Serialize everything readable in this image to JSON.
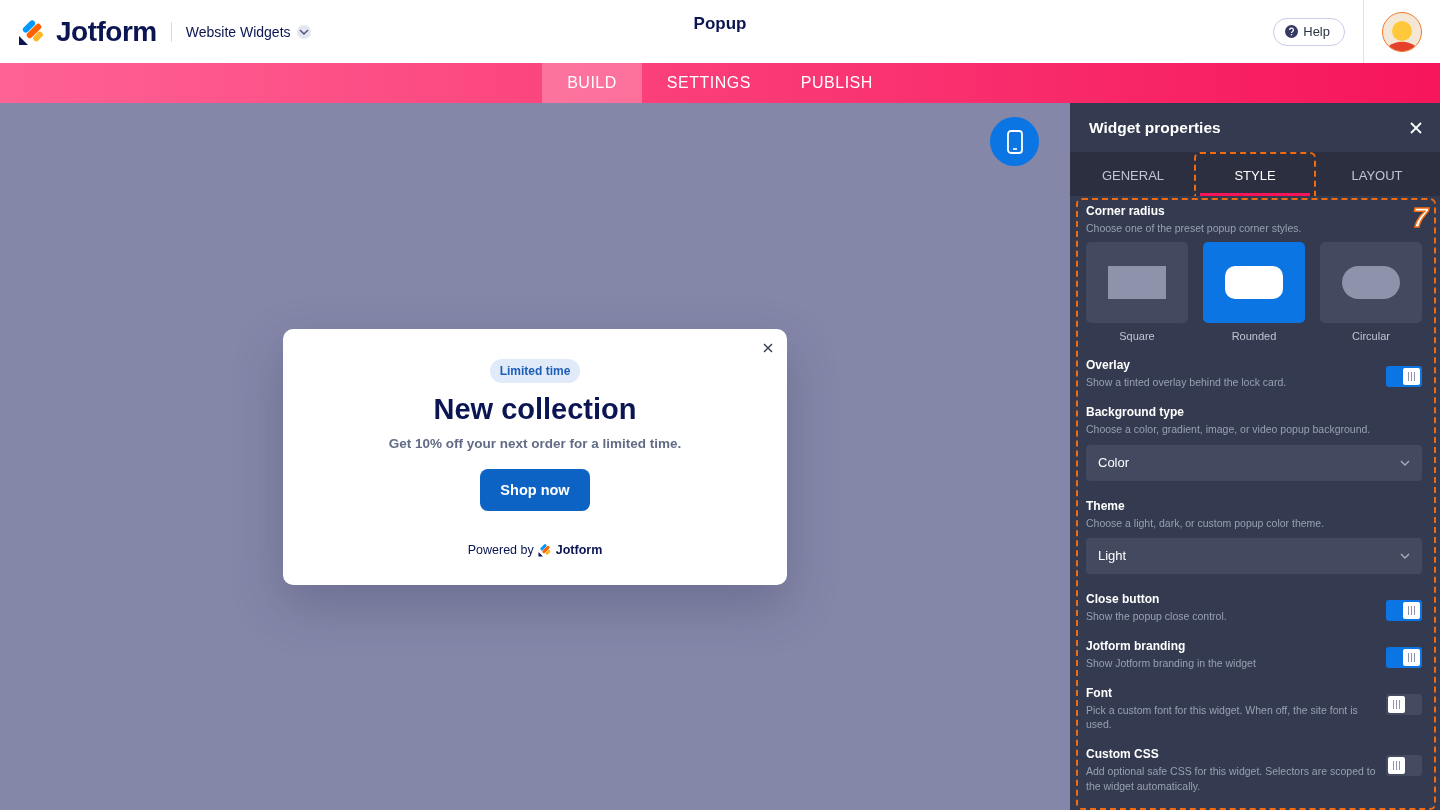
{
  "header": {
    "brand": "Jotform",
    "product": "Website Widgets",
    "title": "Popup",
    "help": "Help"
  },
  "nav_tabs": [
    {
      "label": "BUILD",
      "selected": true
    },
    {
      "label": "SETTINGS",
      "selected": false
    },
    {
      "label": "PUBLISH",
      "selected": false
    }
  ],
  "popup": {
    "badge": "Limited time",
    "heading": "New collection",
    "text": "Get 10% off your next order for a limited time.",
    "button": "Shop now",
    "powered_by": "Powered by",
    "powered_brand": "Jotform"
  },
  "panel": {
    "title": "Widget properties",
    "tabs": [
      {
        "label": "GENERAL",
        "selected": false,
        "annotated": false
      },
      {
        "label": "STYLE",
        "selected": true,
        "annotated": true
      },
      {
        "label": "LAYOUT",
        "selected": false,
        "annotated": false
      }
    ],
    "annotation": {
      "label": "7"
    },
    "corner_radius": {
      "title": "Corner radius",
      "description": "Choose one of the preset popup corner styles.",
      "options": [
        {
          "kind": "square",
          "label": "Square",
          "selected": false
        },
        {
          "kind": "rounded",
          "label": "Rounded",
          "selected": true
        },
        {
          "kind": "circular",
          "label": "Circular",
          "selected": false
        }
      ]
    },
    "settings": [
      {
        "kind": "toggle",
        "title": "Overlay",
        "description": "Show a tinted overlay behind the lock card.",
        "on": true
      },
      {
        "kind": "select",
        "title": "Background type",
        "description": "Choose a color, gradient, image, or video popup background.",
        "value": "Color"
      },
      {
        "kind": "select",
        "title": "Theme",
        "description": "Choose a light, dark, or custom popup color theme.",
        "value": "Light"
      },
      {
        "kind": "toggle",
        "title": "Close button",
        "description": "Show the popup close control.",
        "on": true
      },
      {
        "kind": "toggle",
        "title": "Jotform branding",
        "description": "Show Jotform branding in the widget",
        "on": true
      },
      {
        "kind": "toggle",
        "title": "Font",
        "description": "Pick a custom font for this widget. When off, the site font is used.",
        "on": false
      },
      {
        "kind": "toggle",
        "title": "Custom CSS",
        "description": "Add optional safe CSS for this widget. Selectors are scoped to the widget automatically.",
        "on": false
      }
    ]
  }
}
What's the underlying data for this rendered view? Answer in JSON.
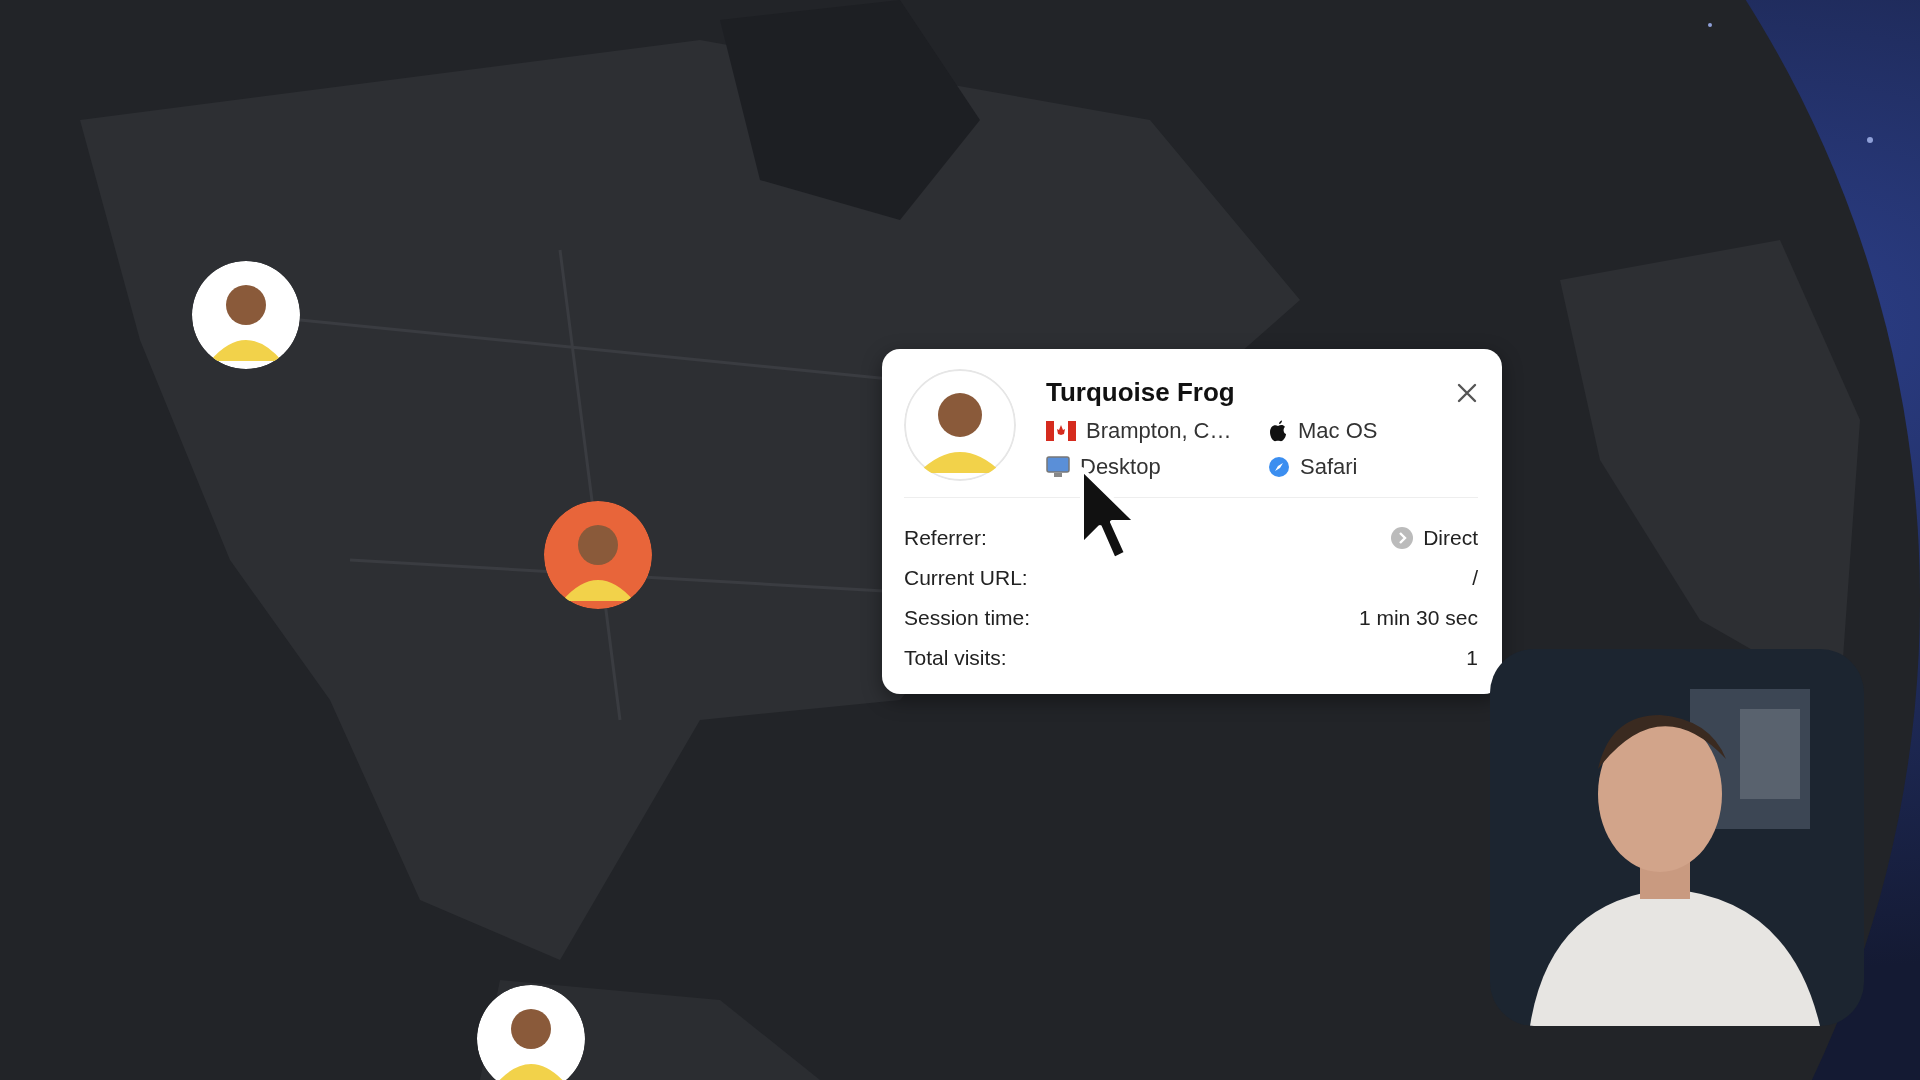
{
  "markers": [
    {
      "color": "#ffffff"
    },
    {
      "color": "#e8653a"
    },
    {
      "color": "#ffffff"
    }
  ],
  "visitor_card": {
    "name": "Turquoise Frog",
    "location": "Brampton, C…",
    "os": "Mac OS",
    "device": "Desktop",
    "browser": "Safari",
    "rows": [
      {
        "label": "Referrer:",
        "value": "Direct",
        "kind": "referrer"
      },
      {
        "label": "Current URL:",
        "value": "/",
        "kind": "plain"
      },
      {
        "label": "Session time:",
        "value": "1 min 30 sec",
        "kind": "plain"
      },
      {
        "label": "Total visits:",
        "value": "1",
        "kind": "plain"
      }
    ]
  }
}
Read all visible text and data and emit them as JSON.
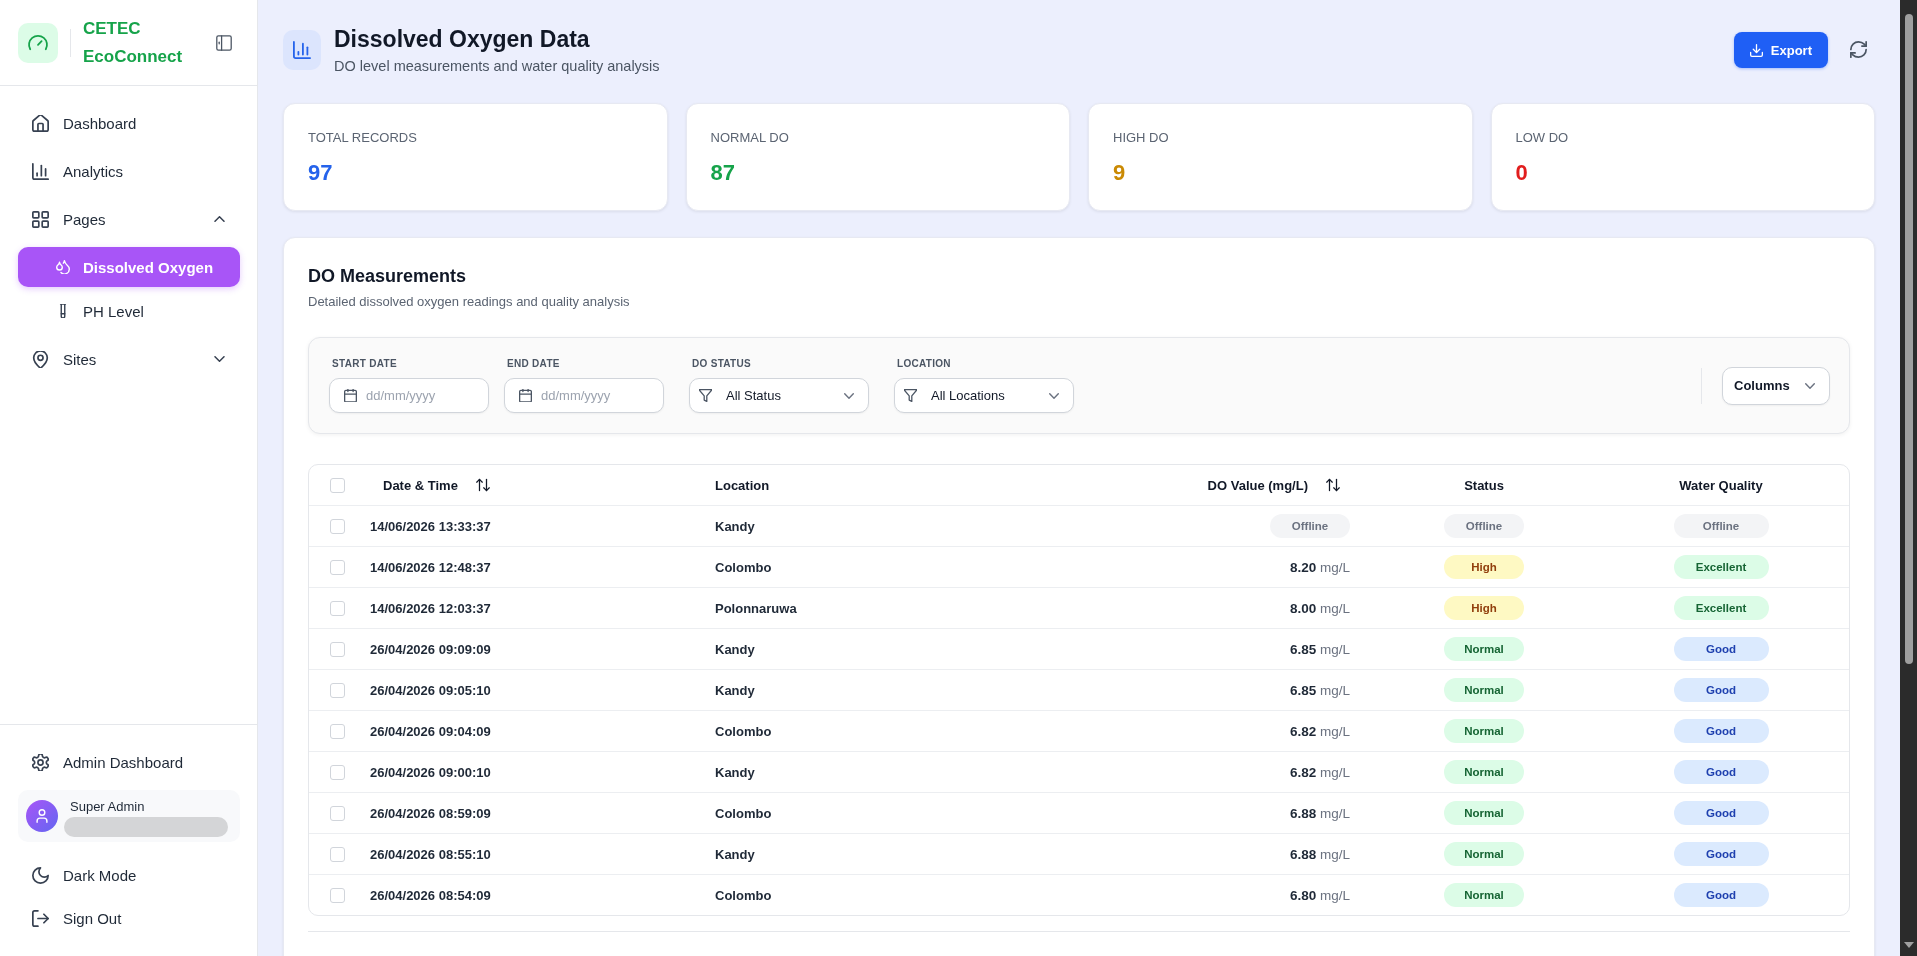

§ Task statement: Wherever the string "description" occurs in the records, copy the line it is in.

§ Output of the exercise:
      "description": "Choose one of the preset popup corner styles.",
        "description": "Show a tinted overlay behind the lock card.",
        "description": "Choose a color, gradient, image, or video popup background.",
        "description": "Choose a light, dark, or custom popup color theme.",
        "description": "Show the popup close control.",
        "description": "Show Jotform branding in the widget",
        "description": "Pick a custom font for this widget. When off, the site font is used.",
        "description": "Add optional safe CSS for this widget. Selectors are scoped to the widget automatically.",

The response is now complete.